I’ll admit that I’m not completely comfortable with all of the ‘blasphemous’ Charlie Hebdo cartoons. To me they do seem unnecessarily offensive, and frankly just a bit juvenile and facile – some of them make Viz look like the last word in sophistication. But nonetheless I’m still broadly happy to say ‘I am Charlie’, because I’m not identifying with everything the cartoonists did or drew but with their core humanity, with their right to live and to speak and write and at times to be stupid and offensive, in common with all humans.
And I suspect that Jesus too would be happy to identify with them. Jesus after all was notoriously short – even downright rude – with religious authorities, with religious hypocrisy and bigotry. It was in many ways this tendency to offend religious sensibilities, and to say things deemed as blasphemous, that got him killed.

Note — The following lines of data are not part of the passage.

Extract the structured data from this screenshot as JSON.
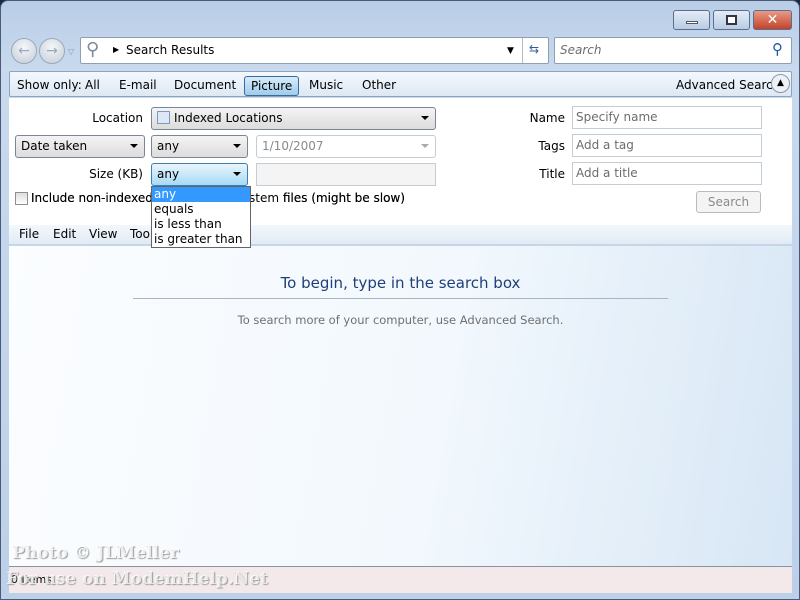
{
  "window": {
    "minimize": "minimize",
    "maximize": "maximize",
    "close": "close"
  },
  "nav": {
    "breadcrumb": "Search Results",
    "search_placeholder": "Search"
  },
  "show_only": {
    "label": "Show only:",
    "tabs": [
      "All",
      "E-mail",
      "Document",
      "Picture",
      "Music",
      "Other"
    ],
    "selected": "Picture",
    "advanced": "Advanced Search"
  },
  "advanced": {
    "location_label": "Location",
    "location_value": "Indexed Locations",
    "date_field": "Date taken",
    "date_op": "any",
    "date_value": "1/10/2007",
    "size_label": "Size (KB)",
    "size_op": "any",
    "size_value": "",
    "size_options": [
      "any",
      "equals",
      "is less than",
      "is greater than"
    ],
    "include_label": "Include non-indexed, hidden, and system files (might be slow)",
    "include_visible_left": "Include non-indexed, H",
    "include_visible_right": "files (might be slow)",
    "name_label": "Name",
    "name_placeholder": "Specify name",
    "tags_label": "Tags",
    "tags_placeholder": "Add a tag",
    "title_label": "Title",
    "title_placeholder": "Add a title",
    "search_button": "Search"
  },
  "menu": [
    "File",
    "Edit",
    "View",
    "Too"
  ],
  "content": {
    "heading": "To begin, type in the search box",
    "sub": "To search more of your computer, use Advanced Search."
  },
  "status": {
    "items": "0 items"
  },
  "watermark": {
    "line1": "Photo © JLMeller",
    "line2": "For use on ModemHelp.Net"
  }
}
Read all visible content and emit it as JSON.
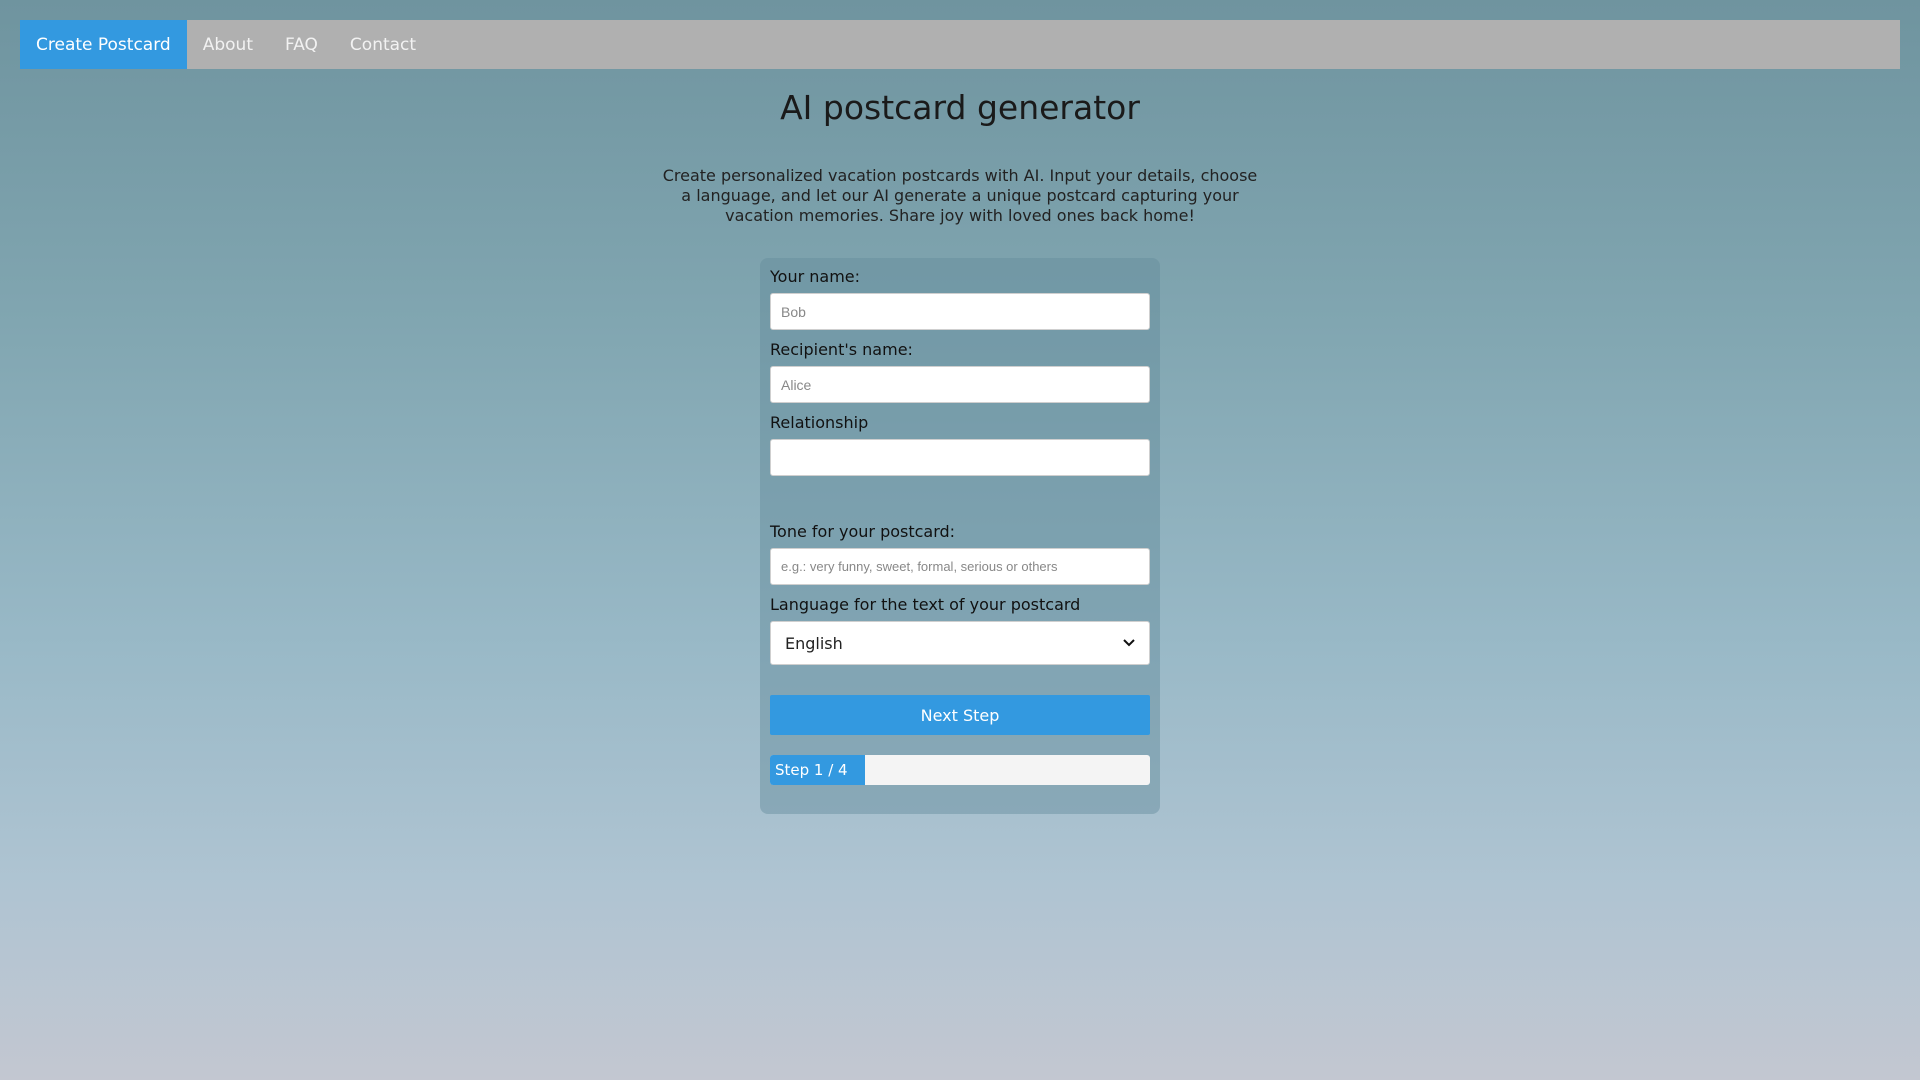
{
  "nav": {
    "items": [
      {
        "label": "Create Postcard",
        "active": true
      },
      {
        "label": "About",
        "active": false
      },
      {
        "label": "FAQ",
        "active": false
      },
      {
        "label": "Contact",
        "active": false
      }
    ]
  },
  "page": {
    "title": "AI postcard generator",
    "intro": "Create personalized vacation postcards with AI. Input your details, choose a language, and let our AI generate a unique postcard capturing your vacation memories. Share joy with loved ones back home!"
  },
  "form": {
    "your_name": {
      "label": "Your name:",
      "placeholder": "Bob",
      "value": ""
    },
    "recipient_name": {
      "label": "Recipient's name:",
      "placeholder": "Alice",
      "value": ""
    },
    "relationship": {
      "label": "Relationship",
      "placeholder": "",
      "value": ""
    },
    "tone": {
      "label": "Tone for your postcard:",
      "placeholder": "e.g.: very funny, sweet, formal, serious or others",
      "value": ""
    },
    "language": {
      "label": "Language for the text of your postcard",
      "selected": "English"
    },
    "next_button": "Next Step",
    "progress": {
      "label": "Step 1 / 4",
      "current_step": 1,
      "total_steps": 4
    }
  },
  "colors": {
    "accent": "#3399e0",
    "navbar": "#b0b0b0"
  },
  "icons": {
    "select_chevron": "chevron-down-icon"
  }
}
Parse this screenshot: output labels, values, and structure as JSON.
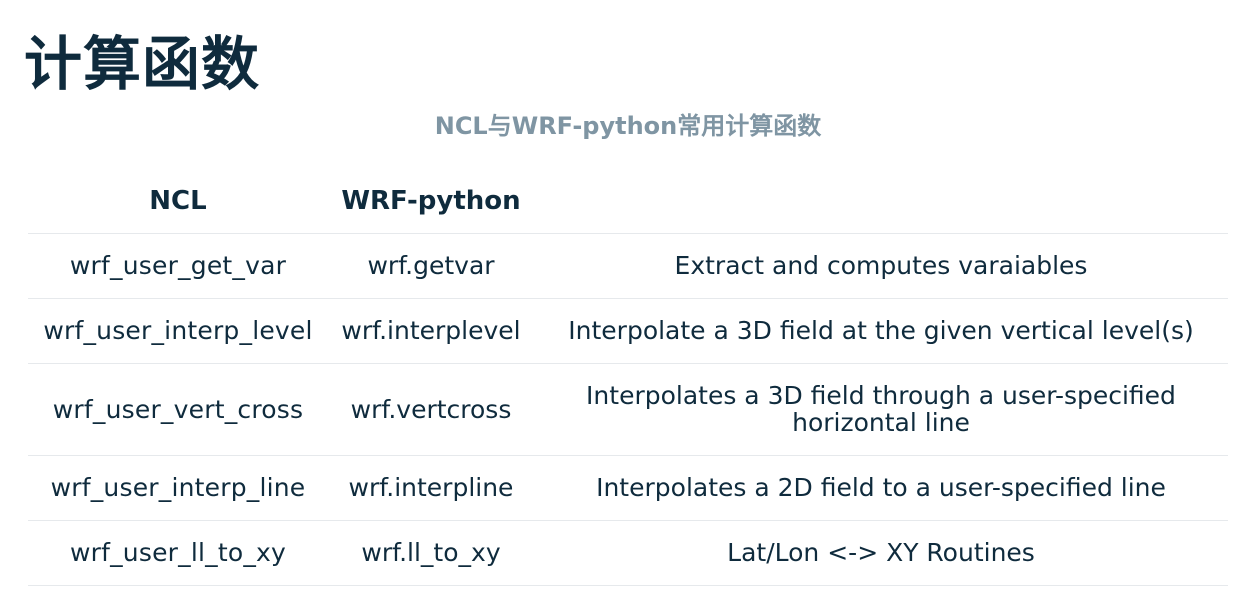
{
  "title": "计算函数",
  "caption": "NCL与WRF-python常用计算函数",
  "table": {
    "headers": [
      "NCL",
      "WRF-python",
      ""
    ],
    "rows": [
      {
        "ncl": "wrf_user_get_var",
        "wrf_python": "wrf.getvar",
        "description": "Extract and computes varaiables"
      },
      {
        "ncl": "wrf_user_interp_level",
        "wrf_python": "wrf.interplevel",
        "description": "Interpolate a 3D field at the given vertical level(s)"
      },
      {
        "ncl": "wrf_user_vert_cross",
        "wrf_python": "wrf.vertcross",
        "description": "Interpolates a 3D field through a user-specified horizontal line"
      },
      {
        "ncl": "wrf_user_interp_line",
        "wrf_python": "wrf.interpline",
        "description": "Interpolates a 2D field to a user-specified line"
      },
      {
        "ncl": "wrf_user_ll_to_xy",
        "wrf_python": "wrf.ll_to_xy",
        "description": "Lat/Lon <-> XY Routines"
      }
    ]
  },
  "colors": {
    "title": "#0f2b3d",
    "caption": "#7f95a3",
    "row_divider": "#e6e9ec"
  }
}
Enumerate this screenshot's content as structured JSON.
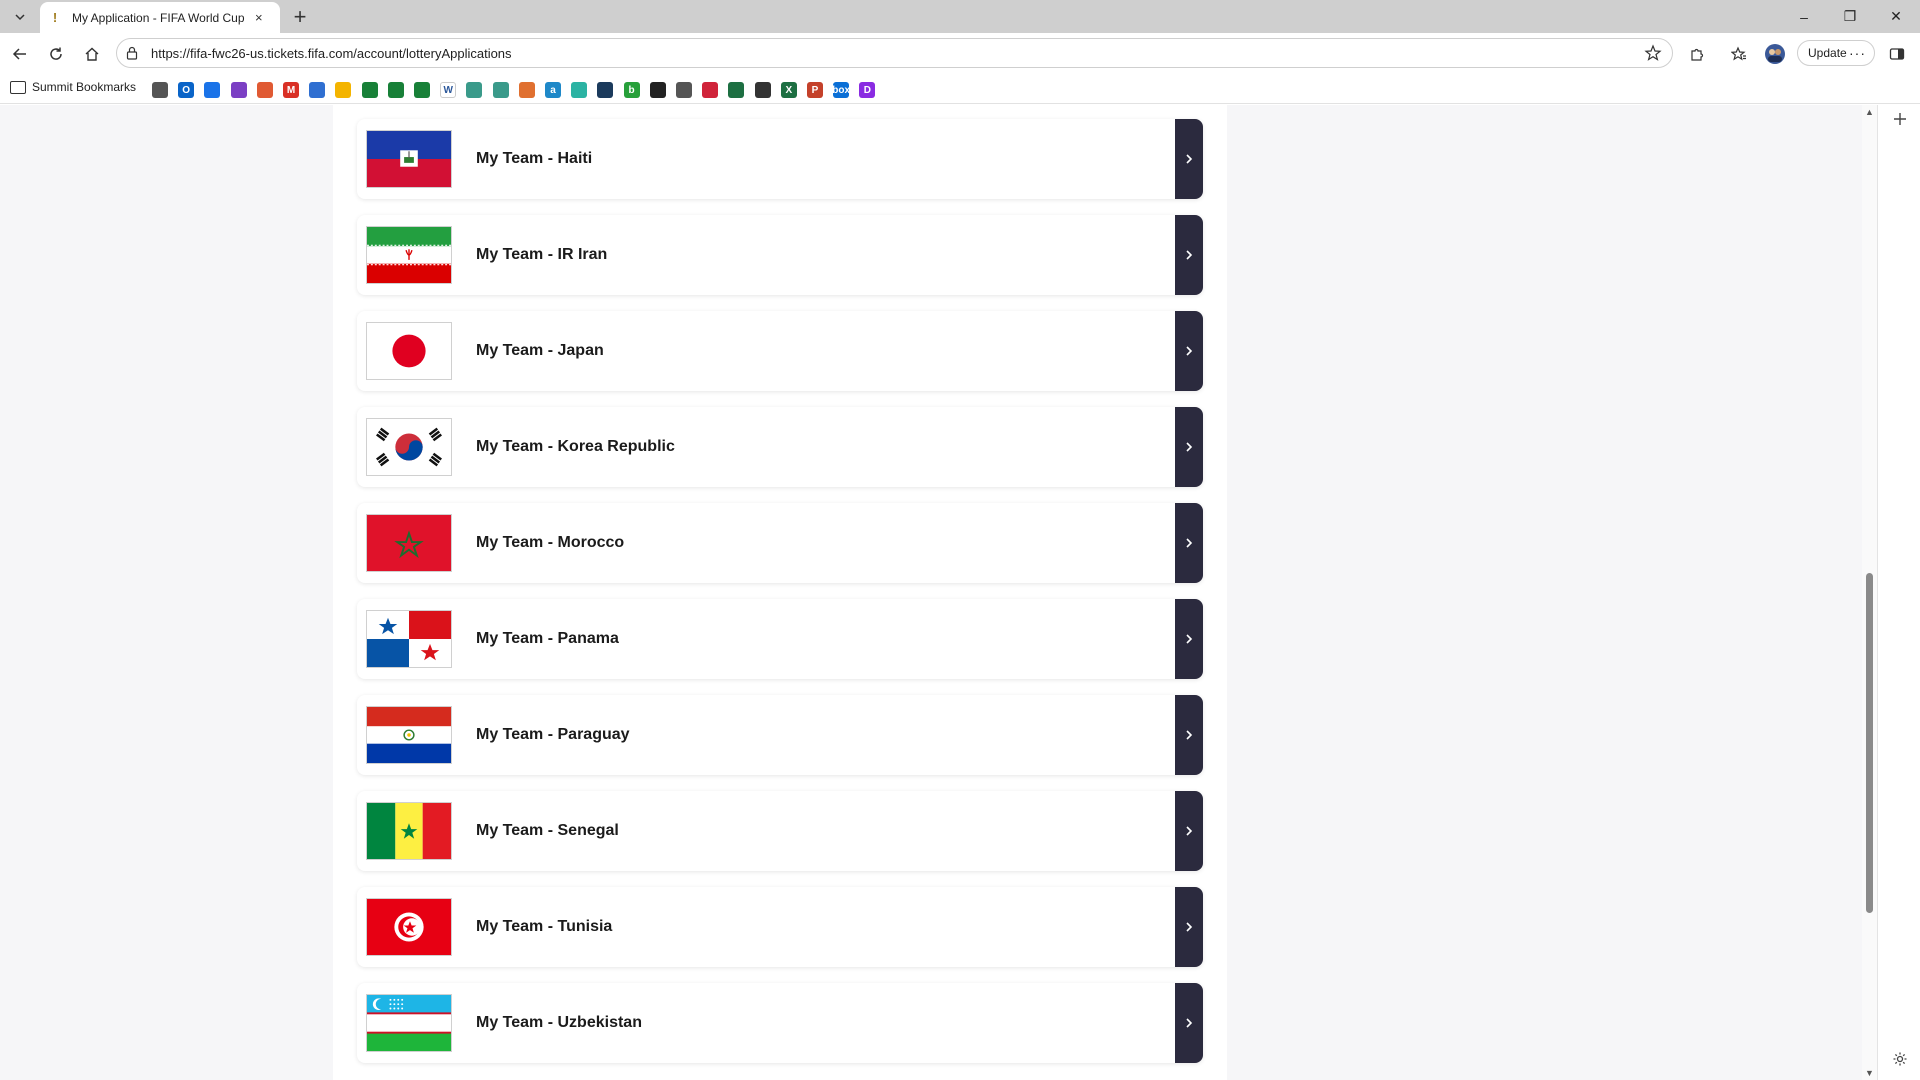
{
  "browser": {
    "tab_title": "My Application - FIFA World Cup",
    "tab_close": "×",
    "new_tab": "+",
    "url": "https://fifa-fwc26-us.tickets.fifa.com/account/lotteryApplications",
    "update_label": "Update",
    "update_more": "···",
    "window_controls": {
      "minimize": "–",
      "restore": "❐",
      "close": "✕"
    },
    "bookmarks_folder": "Summit Bookmarks"
  },
  "bookmarks": [
    {
      "name": "bookmark-cloud",
      "glyph": "",
      "color": "#555555"
    },
    {
      "name": "bookmark-outlook",
      "glyph": "O",
      "color": "#0a64c8"
    },
    {
      "name": "bookmark-calendar",
      "glyph": "",
      "color": "#1a73e8"
    },
    {
      "name": "bookmark-visio",
      "glyph": "",
      "color": "#7b3fc4"
    },
    {
      "name": "bookmark-loop",
      "glyph": "",
      "color": "#e05a33"
    },
    {
      "name": "bookmark-gmail",
      "glyph": "M",
      "color": "#d93025"
    },
    {
      "name": "bookmark-calendar-2",
      "glyph": "",
      "color": "#2f6fd1"
    },
    {
      "name": "bookmark-drive",
      "glyph": "",
      "color": "#f4b400"
    },
    {
      "name": "bookmark-sheets-1",
      "glyph": "",
      "color": "#188038"
    },
    {
      "name": "bookmark-sheets-2",
      "glyph": "",
      "color": "#188038"
    },
    {
      "name": "bookmark-sheets-3",
      "glyph": "",
      "color": "#188038"
    },
    {
      "name": "bookmark-word",
      "glyph": "W",
      "color": "#ffffff"
    },
    {
      "name": "bookmark-app-1",
      "glyph": "",
      "color": "#3a9a8a"
    },
    {
      "name": "bookmark-app-2",
      "glyph": "",
      "color": "#3a9a8a"
    },
    {
      "name": "bookmark-app-3",
      "glyph": "",
      "color": "#e07030"
    },
    {
      "name": "bookmark-amazon",
      "glyph": "a",
      "color": "#1e88c8"
    },
    {
      "name": "bookmark-app-4",
      "glyph": "",
      "color": "#2bb3a3"
    },
    {
      "name": "bookmark-app-5",
      "glyph": "",
      "color": "#1b3a5c"
    },
    {
      "name": "bookmark-app-6",
      "glyph": "b",
      "color": "#27a03a"
    },
    {
      "name": "bookmark-app-7",
      "glyph": "",
      "color": "#222222"
    },
    {
      "name": "bookmark-globe",
      "glyph": "",
      "color": "#555555"
    },
    {
      "name": "bookmark-app-8",
      "glyph": "",
      "color": "#d0243a"
    },
    {
      "name": "bookmark-excel-1",
      "glyph": "",
      "color": "#1d6f42"
    },
    {
      "name": "bookmark-app-9",
      "glyph": "",
      "color": "#333333"
    },
    {
      "name": "bookmark-excel-2",
      "glyph": "X",
      "color": "#1d6f42"
    },
    {
      "name": "bookmark-powerpoint",
      "glyph": "P",
      "color": "#c4412a"
    },
    {
      "name": "bookmark-box",
      "glyph": "box",
      "color": "#0b6fd6"
    },
    {
      "name": "bookmark-app-10",
      "glyph": "D",
      "color": "#8a2be2"
    }
  ],
  "teams": [
    {
      "label": "My Team - Haiti",
      "flag": "haiti"
    },
    {
      "label": "My Team - IR Iran",
      "flag": "iran"
    },
    {
      "label": "My Team - Japan",
      "flag": "japan"
    },
    {
      "label": "My Team - Korea Republic",
      "flag": "korea"
    },
    {
      "label": "My Team - Morocco",
      "flag": "morocco"
    },
    {
      "label": "My Team - Panama",
      "flag": "panama"
    },
    {
      "label": "My Team - Paraguay",
      "flag": "paraguay"
    },
    {
      "label": "My Team - Senegal",
      "flag": "senegal"
    },
    {
      "label": "My Team - Tunisia",
      "flag": "tunisia"
    },
    {
      "label": "My Team - Uzbekistan",
      "flag": "uzbekistan"
    }
  ],
  "colors": {
    "arrow_button": "#2b2a3e",
    "page_background": "#f6f6f8"
  },
  "scroll_position": 0.62
}
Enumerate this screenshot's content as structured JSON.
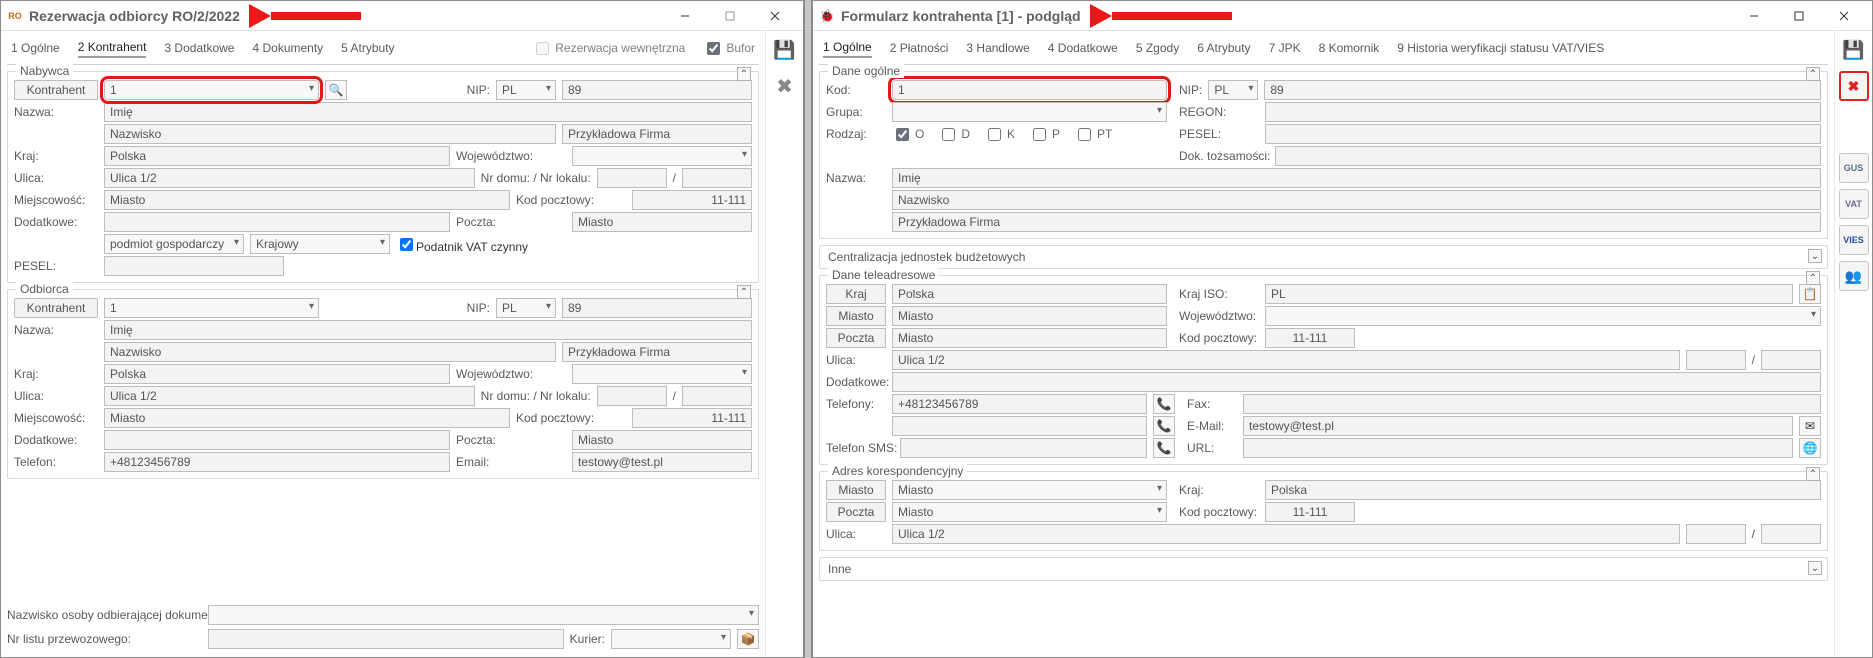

In this sense at least Jesus really could say ‘I am Charlie’. Perhaps he might even have done a stint at the magazine had he been on Earth today.
Jesus is – a jihadi?
But what of the final unthinkable – could Jesus identify with the Kouachi brothers and other jihadist killers? This seems a huge stretch. Still, cautiously I’d have to say yes I think so, in a particular sense. For again, Jesus identifies with all of us as people, in our flawed and broken humanity – however bad we are, however vile our attitudes or violent our actions. That does not mean he condones those attitudes or actions.
For me this is part of what the cross is about – Jesus identifying with us at our worst. Again, he who was sinless ‘became sin for us’. On the cross he took on all our vileness and violence, became for a time both the recipient and representative of it. And in that darkest place, rather than cursing those who beat and killed him he forgave them. He loved his enemies even as they tortured him, and he calls us to the same hard path.
So I do not believe Jesus would say ‘I am Charlie’ in an exclusive sense that means ‘I am not those who are against Charlie’. Jesus is all of us, in his incarnation and crucifixion. I do not believe Jesus takes sides in our conflicts; rather he seeks always to reconcile, to resolve, to restore relationship.
The only way of peace ultimately is through forgiveness and reconciliation, not through further violence and vengeance, a cycle which never ends. I don’t know what this path of peace looks like when we’re dealing with radicalised extremists who only want to kill, not negotiate. But I believe we cannot ever afford merely to vilify and hate, nor must we divide the world into ‘them’ and ‘us’, or ‘I am Charlie and you are not Charlie’. That is not the way of Jesus.
But then, maybe I’m just a haddock.